By: Tim Eschert Tim headshot BW
• October 2020

Manufacturing firms have all embarked on some sort of digitization journey. Some began recently, while others have been at it for a decade or more. Seen by some as a necessary move to modernize operations, many remain skeptical to the purported benefits of this journey. This skepticism is well-founded, because industrial firms have been largely digitizing in a bubble. Now, that bubble has popped.

Industrial firms have always leveraged data to improve their processes. What differs now is that the pandemic presents a newreality, more volatile than any period since World War II. The industrial sector faces new types of pressure. Pressure from markets, stakeholders, and the political sphere are encouraging manufacturing firms to change — rapidly. Firms are expected to reduce raw material consumption, minimize emissions, and limit their waste.
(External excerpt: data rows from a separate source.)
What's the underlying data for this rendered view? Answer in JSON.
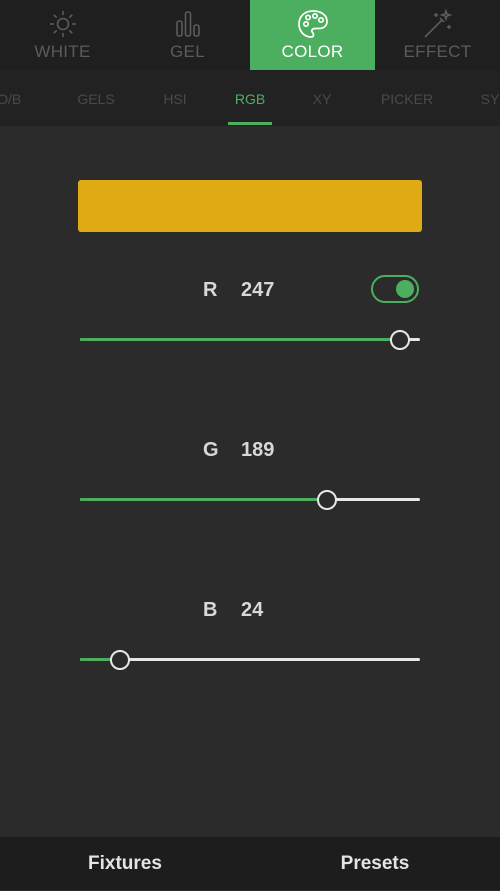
{
  "mode_tabs": [
    {
      "label": "WHITE",
      "icon": "sun-icon"
    },
    {
      "label": "GEL",
      "icon": "bar-chart-icon"
    },
    {
      "label": "COLOR",
      "icon": "palette-icon",
      "active": true
    },
    {
      "label": "EFFECT",
      "icon": "magic-wand-icon"
    }
  ],
  "sub_tabs": [
    "TO/B",
    "GELS",
    "HSI",
    "RGB",
    "XY",
    "PICKER",
    "SY"
  ],
  "active_sub_tab": "RGB",
  "swatch_color": "#dfaa13",
  "channels": [
    {
      "letter": "R",
      "value": "247",
      "level": 247,
      "max": 255
    },
    {
      "letter": "G",
      "value": "189",
      "level": 189,
      "max": 255
    },
    {
      "letter": "B",
      "value": "24",
      "level": 24,
      "max": 255
    }
  ],
  "toggle_on": true,
  "bottom": {
    "fixtures": "Fixtures",
    "presets": "Presets"
  },
  "colors": {
    "accent": "#4caf5f",
    "background": "#2b2b2b"
  }
}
All while remaining profitable and keeping jobs safe.

If firms do not make their production data meet these new operational constraints, they will remain in a fruitless digitization bubble.

Modern process improvement must adapt to these new operational constraints. Improving the yield of a process alone isn’t enough anymore — how can we improve yield while reducing emissions? Relying on cheap, low-variation raw materials isn’t realistic anymore — how can our processes adapt to new recycled material streams? In order to keep up with these increasingly challenging constraints, industrial processes maximize flexibility, not just efficiency.

This presents a unique opportunity for leveraging production data. Domain experts can use their data to understand how to adapt their processes to variations in raw materials. They can do so in real-time, thus automatically adapting their process to changing conditions. Industrial leaders can expand the scope of process optimization to include external constraints, such as emissions, waste, and cost. These are all actions that can be taken with the data industrial firms already have — now that the bubble has popped, the value in production data becomes evident in how it can guide firms to adapt to these changing times.